So here is the mutability, with human flesh a thing of glimmer and mist. Man After Man is a drama of the oncotic pressure of time on tissue. Dixon does not tell us of the things his caravanserai of creatures believes and thinks; it is enough that we know what they eat. For one of the revelations brought home by evolutionary theory is that we are a part of the food chain, along with pigs, broiler fowls and the tasty locust.

Of course the prospect is melancholy as well as fascinating. This is one of the characteristics of futurology. After all, we are looking at a period long after our own insignificant individual deaths. Everything we are asked to consider here reinforces the fact that our world and all we cherish in it is gone. We are one with Tutankhamun and Archbishop Ussher. Other beings possess the field.
Consider Knut who, Dixon tells us, lives a mere 500 years from now. Knut’s seems a lonely life. He lives in a wilderness of tundra. He subsists on a diet of mosses, lichens, heathers, and coarse grasses. He has been adapted, so he finds his diet palatable and nourishing. But the question arises in our minds: do we not find a little frightening and alien this inheritor of our world — and where did all the toast and marmalade go?

We ourselves like - need - a coarse mental diet. We pass for human, but perhaps only among ourselves. Part of us is sane but, at times of crisis, and not only then, an instinctive drive takes over. We seek to set aside the human aspect by use of drink, drugs and other means of escape, as if being human was as yet too much for us. We have a hearty appetite for apocalypse, as the history of the twentieth century shows.

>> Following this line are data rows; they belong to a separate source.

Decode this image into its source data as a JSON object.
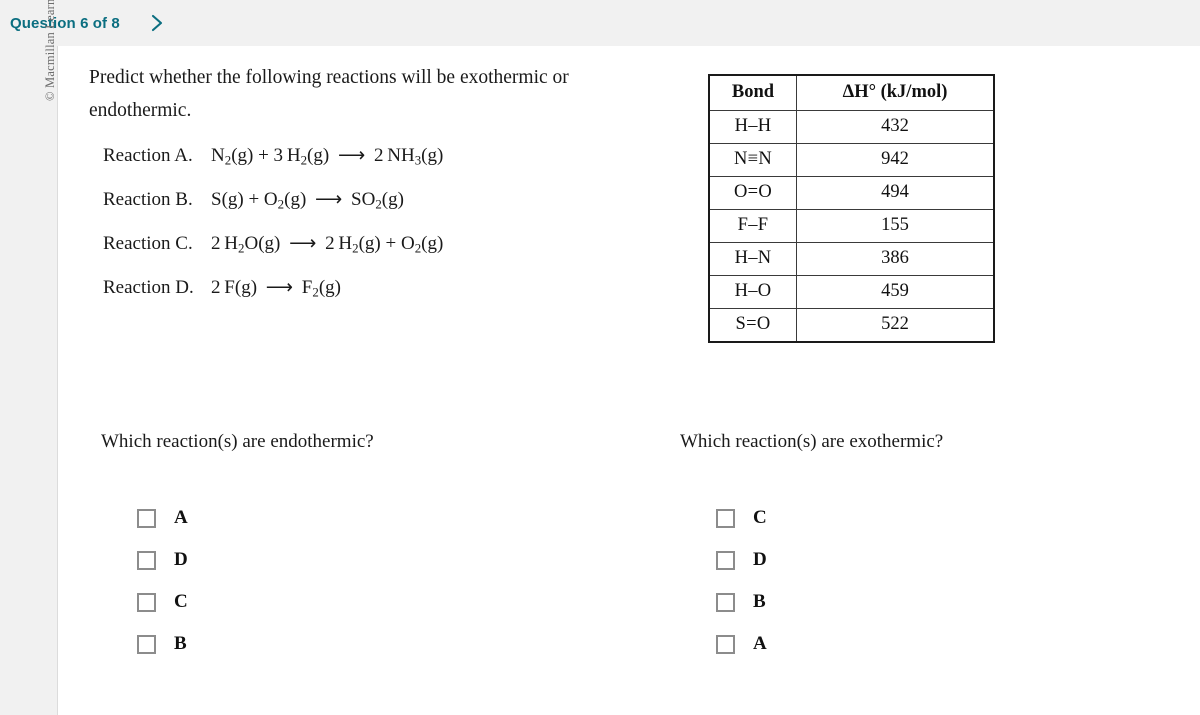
{
  "header": {
    "question_counter": "Question 6 of 8",
    "next_icon": "chevron-right-icon"
  },
  "sidebar": {
    "copyright": "© Macmillan Learning"
  },
  "question": {
    "prompt": "Predict whether the following reactions will be exothermic or endothermic.",
    "reactions": [
      {
        "name": "Reaction A.",
        "equation_plain": "N2(g) + 3 H2(g) ⟶ 2 NH3(g)",
        "equation_html": "N<sub>2</sub>(g) + 3&#8239;H<sub>2</sub>(g) <span class=\"arrow\">⟶</span> 2&#8239;NH<sub>3</sub>(g)"
      },
      {
        "name": "Reaction B.",
        "equation_plain": "S(g) + O2(g) ⟶ SO2(g)",
        "equation_html": "S(g) + O<sub>2</sub>(g) <span class=\"arrow\">⟶</span> SO<sub>2</sub>(g)"
      },
      {
        "name": "Reaction C.",
        "equation_plain": "2 H2O(g) ⟶ 2 H2(g) + O2(g)",
        "equation_html": "2&#8239;H<sub>2</sub>O(g) <span class=\"arrow\">⟶</span> 2&#8239;H<sub>2</sub>(g) + O<sub>2</sub>(g)"
      },
      {
        "name": "Reaction D.",
        "equation_plain": "2 F(g) ⟶ F2(g)",
        "equation_html": "2&#8239;F(g) <span class=\"arrow\">⟶</span> F<sub>2</sub>(g)"
      }
    ]
  },
  "bond_table": {
    "headers": [
      "Bond",
      "ΔH° (kJ/mol)"
    ],
    "rows": [
      {
        "bond": "H–H",
        "value": "432"
      },
      {
        "bond": "N≡N",
        "value": "942"
      },
      {
        "bond": "O=O",
        "value": "494"
      },
      {
        "bond": "F–F",
        "value": "155"
      },
      {
        "bond": "H–N",
        "value": "386"
      },
      {
        "bond": "H–O",
        "value": "459"
      },
      {
        "bond": "S=O",
        "value": "522"
      }
    ]
  },
  "answers": {
    "endothermic": {
      "question": "Which reaction(s) are endothermic?",
      "options": [
        {
          "label": "A",
          "checked": false
        },
        {
          "label": "D",
          "checked": false
        },
        {
          "label": "C",
          "checked": false
        },
        {
          "label": "B",
          "checked": false
        }
      ]
    },
    "exothermic": {
      "question": "Which reaction(s) are exothermic?",
      "options": [
        {
          "label": "C",
          "checked": false
        },
        {
          "label": "D",
          "checked": false
        },
        {
          "label": "B",
          "checked": false
        },
        {
          "label": "A",
          "checked": false
        }
      ]
    }
  },
  "colors": {
    "accent": "#0b6e80",
    "page_background": "#f1f1f1",
    "card_background": "#ffffff",
    "checkbox_border": "#8c8c8c",
    "table_border": "#1a1a1a"
  }
}
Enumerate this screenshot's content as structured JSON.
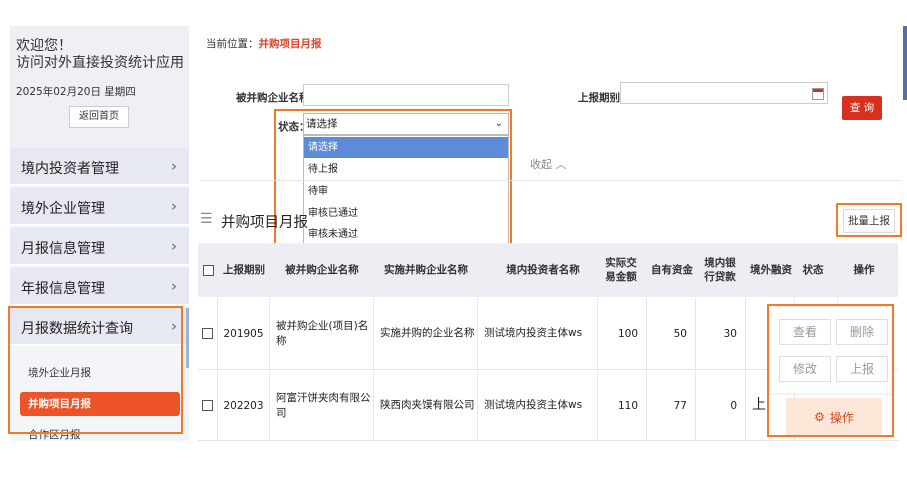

With this appetite goes an obsession with the future. The futures we visualize are generally dystopian. Dixon’s is science-based, but proves distinctly ahuman. Sombre, I would call it. And sombre was also a word that occurred to Thomas Hardy when he considered the change in taste of our modern age. Hardy was a pall-bearer at Darwin’s funeral, and his writings are steeped in evolutionary thought, from A Pair of Blue Eyes to The Dynasts, the great supernatural drama he wrote in the early years of this century. In The Return of the Native, he reflects on such matters.

Men have oftener suffered from the mockery of a place too smiling for their reason than from the oppression of surroundings oversadly tinged. Haggard Egdon appealed to a subtler and scarcer instinct, to a more recently learnt emotion, than that which responds to the sort of beauty called charming and fair.

Indeed, it is a question if the exclusive reign of this orthodox beauty is not approaching its last quarter.... Human souls may find themselves in harmony closer and closer with external things wearing a sombreness distasteful to our race when it was young. The time seems near, if it has not actually arrived, when the chastened sublimity of a moor, a sea, or a mountain will be all of nature that is absolutely in keeping with the moods of the more thinking among mankind.

Hardy there shows his prophetic sense. We might go on to say that chronicles of change which impress on us the transitory nature of our lives and our civilization are also in keeping with the mood of the present. The current obsession with the future may also pass away in time; but for now – just for now – Dougal Dixon has the right idea.

1 comment:

gordsellar said...

Wow, this totally takes me back. I never had a copy of Man After Man, but I did have Dixon's After Man, and I remember thumbing through it for hours at a time, enthralled by the idea that, yeah, if humans went extinct, the world would go on without us... and evolution would mean all these critters we'd never seen would develop. Fascinating stuff, especially when I was a kid. I'll have to try dig out and save that book when I next visit my mom's place.